Certain embodiments of the present invention may be substantially dry or even damp. The substantially dry embodiments may have a water content ranging from about 0 to about 15%, preferably from about 10%, optimally no higher than 5% by weight of the article. Damp articles may have a water content ranging from about 20% to about 100%, preferably from about 25% to about 40% by weight of the article. Indeed, personal care articles of this invention operate most efficiently at a water content between about 20 and 40% by weight of the article.
The disposable, single use personal care cleansing products of the present invention are manufactured by separately or simultaneously adding onto or impregnating into a water insoluble substrate the cleansing composition including lathering surfactants and conditioners, wherein the resulting product is substantially dry. By “separately” is meant that the surfactants and the conditioners can be added sequentially, in any order without first being combined together. By “simultaneously” is meant that the surfactants and conditioners can be added at the same time, with or without first being combined together.
The surfactant, conditioners, water-binding agents and any other optional ingredients can be added onto or impregnated into the water insoluble substrate by any means known to those skilled in the art. For example, addition can be through spraying, laser printing, splashing, dipping, soaking, or coating.
Slits may be formed in the web of the substrate either before or after impregnation/deposition of any cleansing composition. Cuts into the web can be achieved by two groups of knives, the first group being offset a short distance from that of the second group. The offset achieves adjacent rows with staggered slits cut into the web. It is preferable that slits of this invention are not curved.
Except in the operating and comparative examples, or where otherwise explicitly indicated, all numbers in this description indicating amounts of material ought to be understood as modified by the word “about”.
The term “comprising” is meant not to be limiting to any subsequently stated elements but rather to encompass non-specified elements of major or minor functional importance. In other words the listed steps, elements or options need not be exhaustive. Whenever the words “including” or “having” are used, these terms are meant to be equivalent to “comprising” as defined above.
The following examples will more fully illustrate the embodiments of this invention. All parts, percentages and proportions referred to herein and in the appended claims are by weight unless otherwise illustrated.
A personal care article according to the present invention is prepared by using a needle punched nonwoven textile of 87.5% polyester/12.5% Tencel® having 12 cm length slits in a pattern shown in

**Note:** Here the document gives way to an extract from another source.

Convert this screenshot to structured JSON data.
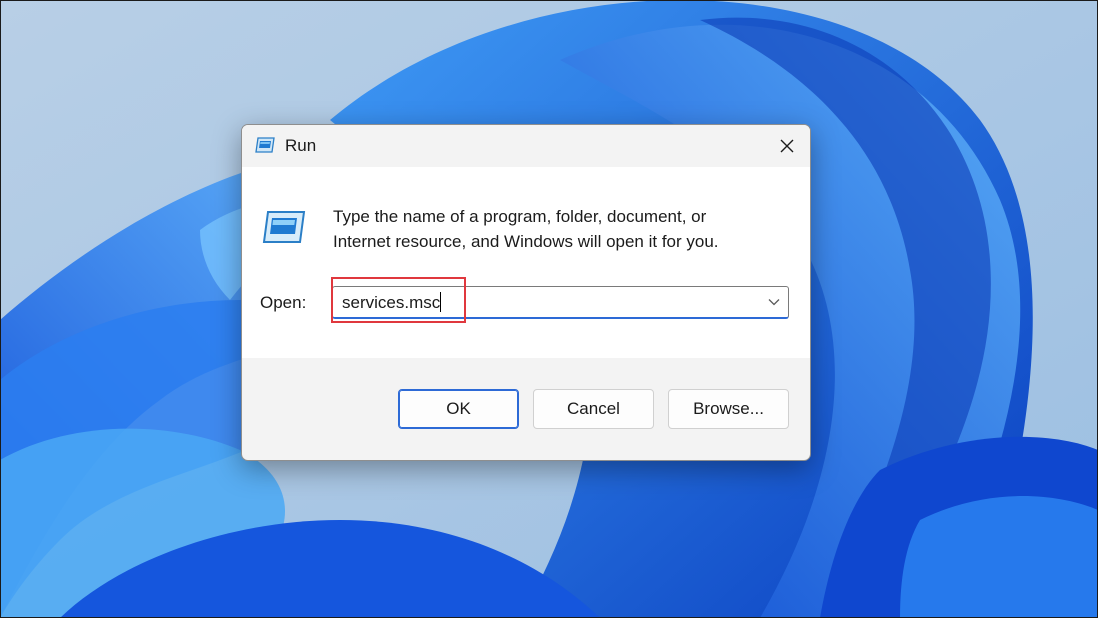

The articles according to the Example when applied by a consumer to their body under shower conditions, will absorb water and expand. The resultant wiping article will be easier to handle and have a greater useful surface wiping area than similar formulated articles merely having roundapertured openings in the web.
The same nonwoven textile and application methods described under Examples 1–8 are used for the present set of experiments. Herein the cleansing compositions reported under Table II are deposited onto a nonwoven high-loft polyester substrate at a 1:1 weight ratio of composition to substrate.